PERFORMER: Gottlieb Wallisch (piano)


Artur Schnabel’s pronouncement on Mozart’s piano sonatas – ‘too easy for beginners, too difficult for artists’ – will never stale. No great composer leaves the pianist more exposed. His textures are so economical, his gestures so subtle, that the tiniest misjudgements can seriously sabotage a performance.

Wallisch is in many ways a highly attractive Mozartian, commanding a beautiful (if rather opaque) tone, a discerning sense of proportion and a keen but discreet articulation, all complemented by a suitably graceful formality.

His sound and approach, however, are far removed from the translucent focus of the fortepiano – all the more so in an acoustic suggestive of an empty gymnasium. His phrasing, too, ranges disconcertingly from the elegant to the downright pedestrian, as metre triumphs over flowing rhythm.

One instance comes in the Adagio of K576, where too many beats receive near-identical accents. Like the colouristic palette, the overall dynamic range is relatively narrow; characterisation is cautious.

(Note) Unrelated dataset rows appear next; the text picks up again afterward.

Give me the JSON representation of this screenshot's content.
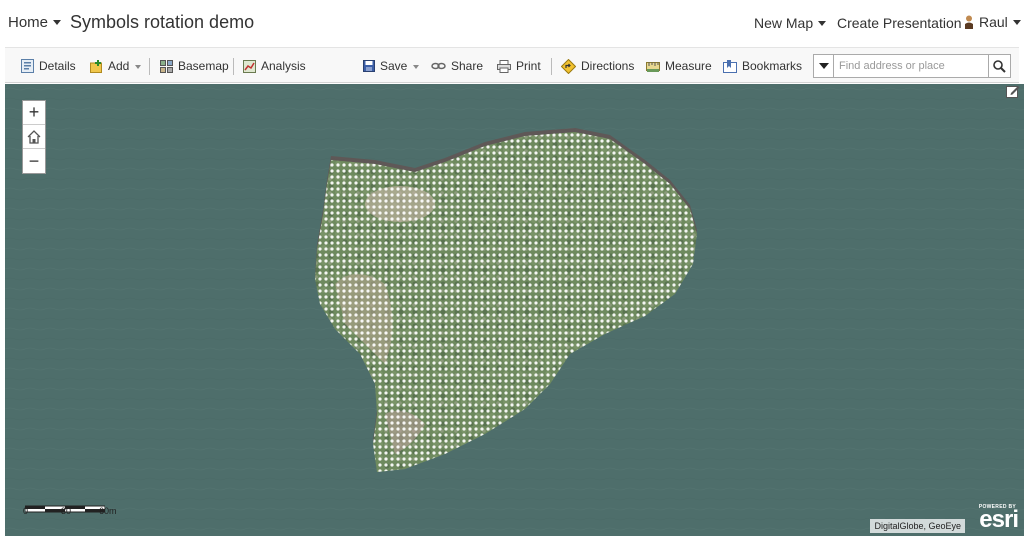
{
  "header": {
    "home_label": "Home",
    "title": "Symbols rotation demo",
    "new_map_label": "New Map",
    "create_presentation_label": "Create Presentation",
    "user_name": "Raul"
  },
  "toolbar": {
    "details_label": "Details",
    "add_label": "Add",
    "basemap_label": "Basemap",
    "analysis_label": "Analysis",
    "save_label": "Save",
    "share_label": "Share",
    "print_label": "Print",
    "directions_label": "Directions",
    "measure_label": "Measure",
    "bookmarks_label": "Bookmarks"
  },
  "search": {
    "placeholder": "Find address or place"
  },
  "map": {
    "zoom_in_label": "+",
    "zoom_out_label": "−",
    "scale_labels": [
      "0",
      "30",
      "60m"
    ],
    "attribution": "DigitalGlobe, GeoEye",
    "esri_powered_by": "POWERED BY",
    "esri_brand": "esri",
    "water_color": "#4e6e6b",
    "land_color": "#6e8a5e",
    "point_symbol_color": "#ffffff"
  },
  "icons": {
    "details": "details-icon",
    "add": "add-icon",
    "basemap": "basemap-icon",
    "analysis": "analysis-icon",
    "save": "save-icon",
    "share": "share-icon",
    "print": "print-icon",
    "directions": "directions-icon",
    "measure": "measure-icon",
    "bookmarks": "bookmarks-icon",
    "search": "search-icon",
    "home": "home-icon",
    "edit": "edit-icon"
  }
}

The shortfall in characterisation, however, lies less with acuteness of contrast than with scarcity of dialogue (in no composer is conversation more fundamental than in Mozart, whose operatic, developmental instincts informed everything he wrote). Yet Wallisch, thinking back to Schnabel, is without question an artist. Jeremy Siepmann